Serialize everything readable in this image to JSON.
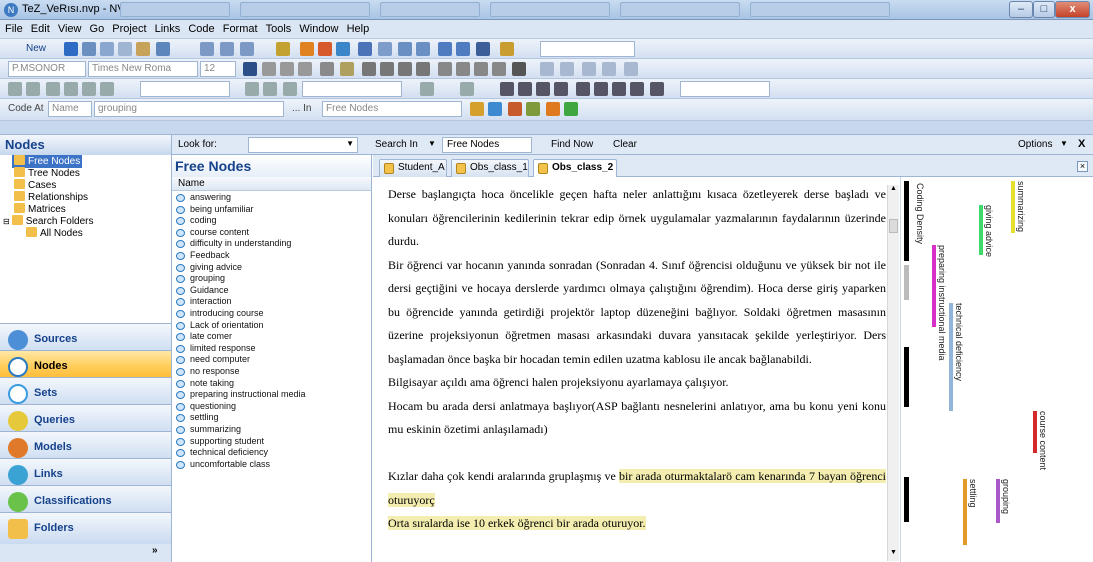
{
  "window": {
    "title": "TeZ_VeRısı.nvp - NVivo",
    "controls": {
      "minimize": "–",
      "maximize": "□",
      "close": "x"
    }
  },
  "menu": [
    "File",
    "Edit",
    "View",
    "Go",
    "Project",
    "Links",
    "Code",
    "Format",
    "Tools",
    "Window",
    "Help"
  ],
  "toolbar": {
    "new_label": "New",
    "style_combo": "P.MSONOR",
    "font_combo": "Times New Roma",
    "size_combo": "12"
  },
  "codebar": {
    "code_at_label": "Code At",
    "name_combo": "Name",
    "grouping_combo": "grouping",
    "in_label": "... In",
    "free_nodes_combo": "Free Nodes"
  },
  "findbar": {
    "panel_title": "Nodes",
    "look_for_label": "Look for:",
    "search_in_label": "Search In",
    "search_in_value": "Free Nodes",
    "find_now": "Find Now",
    "clear": "Clear",
    "options": "Options",
    "close_x": "X"
  },
  "tree": [
    {
      "label": "Free Nodes",
      "selected": true,
      "indent": 1
    },
    {
      "label": "Tree Nodes",
      "indent": 1
    },
    {
      "label": "Cases",
      "indent": 1
    },
    {
      "label": "Relationships",
      "indent": 1
    },
    {
      "label": "Matrices",
      "indent": 1
    },
    {
      "label": "Search Folders",
      "indent": 0
    },
    {
      "label": "All Nodes",
      "indent": 2
    }
  ],
  "nav": [
    {
      "label": "Sources"
    },
    {
      "label": "Nodes",
      "active": true
    },
    {
      "label": "Sets"
    },
    {
      "label": "Queries"
    },
    {
      "label": "Models"
    },
    {
      "label": "Links"
    },
    {
      "label": "Classifications"
    },
    {
      "label": "Folders"
    }
  ],
  "free_nodes": {
    "title": "Free Nodes",
    "column": "Name",
    "items": [
      "answering",
      "being unfamiliar",
      "coding",
      "course content",
      "difficulty in understanding",
      "Feedback",
      "giving advice",
      "grouping",
      "Guidance",
      "interaction",
      "introducing course",
      "Lack of orientation",
      "late comer",
      "limited response",
      "need computer",
      "no response",
      "note taking",
      "preparing instructional media",
      "questioning",
      "settling",
      "summarizing",
      "supporting student",
      "technical deficiency",
      "uncomfortable class"
    ]
  },
  "doc_tabs": [
    {
      "label": "Student_A"
    },
    {
      "label": "Obs_class_1"
    },
    {
      "label": "Obs_class_2",
      "active": true
    }
  ],
  "document": {
    "paragraphs": [
      {
        "parts": [
          {
            "text": "Derse başlangıçta hoca öncelikle geçen hafta neler anlattığını kısaca özetleyerek derse başladı ve konuları öğrencilerinin kedilerinin tekrar edip örnek uygulamalar yazmalarının faydalarının üzerinde durdu."
          }
        ]
      },
      {
        "parts": [
          {
            "text": "Bir öğrenci var hocanın yanında sonradan (Sonradan 4. Sınıf öğrencisi olduğunu ve yüksek bir not ile dersi geçtiğini ve hocaya derslerde yardımcı olmaya çalıştığını öğrendim). Hoca derse giriş yaparken bu öğrencide yanında getirdiği projektör laptop düzeneğini bağlıyor. Soldaki öğretmen masasının üzerine projeksiyonun öğretmen masası arkasındaki duvara yansıtacak şekilde yerleştiriyor. Ders başlamadan önce başka bir hocadan temin edilen uzatma kablosu ile ancak bağlanabildi."
          }
        ]
      },
      {
        "parts": [
          {
            "text": "Bilgisayar açıldı ama öğrenci halen projeksiyonu ayarlamaya çalışıyor."
          }
        ]
      },
      {
        "parts": [
          {
            "text": "Hocam bu arada dersi anlatmaya başlıyor(ASP bağlantı nesnelerini anlatıyor, ama bu konu yeni konu mu eskinin özetimi anlaşılamadı)"
          }
        ]
      },
      {
        "parts": [
          {
            "text": ""
          }
        ]
      },
      {
        "parts": [
          {
            "text": "Kızlar daha çok kendi aralarında gruplaşmış ve "
          },
          {
            "text": "bir arada oturmaktalarö cam kenarında 7 bayan öğrenci oturuyorç",
            "hl": true
          }
        ]
      },
      {
        "parts": [
          {
            "text": "Orta sıralarda ise 10 erkek öğrenci bir arada oturuyor.",
            "hl": true
          }
        ]
      }
    ]
  },
  "coding_strip": {
    "title": "Coding Density",
    "stripes": [
      {
        "label": "summarizing",
        "color": "#e6df2e"
      },
      {
        "label": "giving advice",
        "color": "#3fd96b"
      },
      {
        "label": "preparing instructional media",
        "color": "#d630c8"
      },
      {
        "label": "technical deficiency",
        "color": "#8fb6d8"
      },
      {
        "label": "course content",
        "color": "#d42a2a"
      },
      {
        "label": "settling",
        "color": "#e39a2c"
      },
      {
        "label": "grouping",
        "color": "#a858c9"
      }
    ]
  }
}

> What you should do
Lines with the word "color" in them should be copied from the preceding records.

> Exercise response
        "color": "#e6df2e"
        "color": "#3fd96b"
        "color": "#d630c8"
        "color": "#8fb6d8"
        "color": "#d42a2a"
        "color": "#e39a2c"
        "color": "#a858c9"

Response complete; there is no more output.